**The problem**.
Those lines of the records that contain "icon" are to be located and copied.

**Data to use**.
==========

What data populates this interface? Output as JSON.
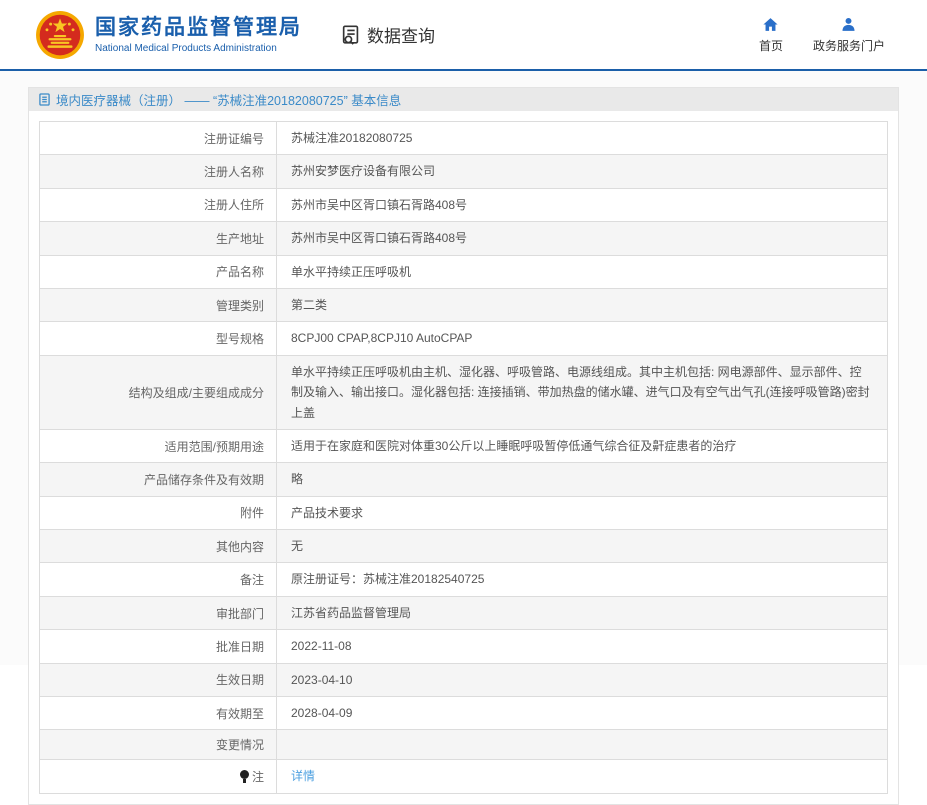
{
  "header": {
    "org_name_zh": "国家药品监督管理局",
    "org_name_en": "National Medical Products Administration",
    "query_label": "数据查询",
    "nav": [
      {
        "label": "首页",
        "icon": "home-icon"
      },
      {
        "label": "政务服务门户",
        "icon": "user-icon"
      }
    ]
  },
  "colors": {
    "brand_blue": "#1a5fac",
    "title_blue": "#3a8ac8",
    "link_blue": "#4da0e0",
    "emblem_red": "#d42b1e",
    "emblem_gold": "#f5a800",
    "row_stripe_gray": "#f5f5f5",
    "border_gray": "#dcdcdc"
  },
  "page": {
    "title": "境内医疗器械（注册） —— “苏械注准20182080725” 基本信息",
    "title_icon": "doc-icon"
  },
  "table": {
    "rows": [
      {
        "label": "注册证编号",
        "value": "苏械注准20182080725"
      },
      {
        "label": "注册人名称",
        "value": "苏州安梦医疗设备有限公司"
      },
      {
        "label": "注册人住所",
        "value": "苏州市吴中区胥口镇石胥路408号"
      },
      {
        "label": "生产地址",
        "value": "苏州市吴中区胥口镇石胥路408号"
      },
      {
        "label": "产品名称",
        "value": "单水平持续正压呼吸机"
      },
      {
        "label": "管理类别",
        "value": "第二类"
      },
      {
        "label": "型号规格",
        "value": "8CPJ00 CPAP,8CPJ10 AutoCPAP"
      },
      {
        "label": "结构及组成/主要组成成分",
        "value": "单水平持续正压呼吸机由主机、湿化器、呼吸管路、电源线组成。其中主机包括: 网电源部件、显示部件、控制及输入、输出接口。湿化器包括: 连接插销、带加热盘的储水罐、进气口及有空气出气孔(连接呼吸管路)密封上盖"
      },
      {
        "label": "适用范围/预期用途",
        "value": "适用于在家庭和医院对体重30公斤以上睡眠呼吸暂停低通气综合征及鼾症患者的治疗"
      },
      {
        "label": "产品储存条件及有效期",
        "value": "略"
      },
      {
        "label": "附件",
        "value": "产品技术要求"
      },
      {
        "label": "其他内容",
        "value": "无"
      },
      {
        "label": "备注",
        "value": "原注册证号：苏械注准20182540725"
      },
      {
        "label": "审批部门",
        "value": "江苏省药品监督管理局"
      },
      {
        "label": "批准日期",
        "value": "2022-11-08"
      },
      {
        "label": "生效日期",
        "value": "2023-04-10"
      },
      {
        "label": "有效期至",
        "value": "2028-04-09"
      },
      {
        "label": "变更情况",
        "value": ""
      },
      {
        "label": "注",
        "value": "详情",
        "link": true,
        "label_icon": "note-icon"
      }
    ]
  }
}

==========

**Task result**.
        "icon": "home-icon"
        "icon": "user-icon"
    "title_icon": "doc-icon"
        "label_icon": "note-icon"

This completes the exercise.